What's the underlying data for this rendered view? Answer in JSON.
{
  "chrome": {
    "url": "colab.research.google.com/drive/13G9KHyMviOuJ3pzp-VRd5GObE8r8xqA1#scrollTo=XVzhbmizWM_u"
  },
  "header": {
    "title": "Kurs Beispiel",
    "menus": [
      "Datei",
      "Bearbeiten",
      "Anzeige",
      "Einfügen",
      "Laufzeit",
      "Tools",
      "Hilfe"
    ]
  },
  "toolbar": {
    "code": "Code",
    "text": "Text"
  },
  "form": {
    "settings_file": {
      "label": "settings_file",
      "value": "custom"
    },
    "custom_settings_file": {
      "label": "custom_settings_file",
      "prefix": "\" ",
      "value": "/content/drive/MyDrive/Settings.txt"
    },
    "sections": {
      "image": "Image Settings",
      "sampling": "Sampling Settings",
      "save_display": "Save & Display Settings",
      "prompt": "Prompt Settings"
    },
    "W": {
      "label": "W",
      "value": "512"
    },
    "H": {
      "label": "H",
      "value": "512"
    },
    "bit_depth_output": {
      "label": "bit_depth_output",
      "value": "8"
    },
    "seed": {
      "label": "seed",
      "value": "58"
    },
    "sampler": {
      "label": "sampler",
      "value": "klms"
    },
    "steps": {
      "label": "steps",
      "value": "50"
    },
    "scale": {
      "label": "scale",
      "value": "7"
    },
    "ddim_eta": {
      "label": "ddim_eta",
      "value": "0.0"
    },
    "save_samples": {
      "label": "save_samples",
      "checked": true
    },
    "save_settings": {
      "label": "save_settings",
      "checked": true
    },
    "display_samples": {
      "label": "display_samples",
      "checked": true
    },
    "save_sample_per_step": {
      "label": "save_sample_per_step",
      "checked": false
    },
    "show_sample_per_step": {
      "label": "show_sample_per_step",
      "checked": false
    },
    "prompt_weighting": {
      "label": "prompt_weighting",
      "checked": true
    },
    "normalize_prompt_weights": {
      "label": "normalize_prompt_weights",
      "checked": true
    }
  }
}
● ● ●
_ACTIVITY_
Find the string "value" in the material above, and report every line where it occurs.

_TASK RESULT_
      "value": "custom"
      "value": "/content/drive/MyDrive/Settings.txt"
      "value": "512"
      "value": "512"
      "value": "8"
      "value": "58"
      "value": "klms"
      "value": "50"
      "value": "7"
      "value": "0.0"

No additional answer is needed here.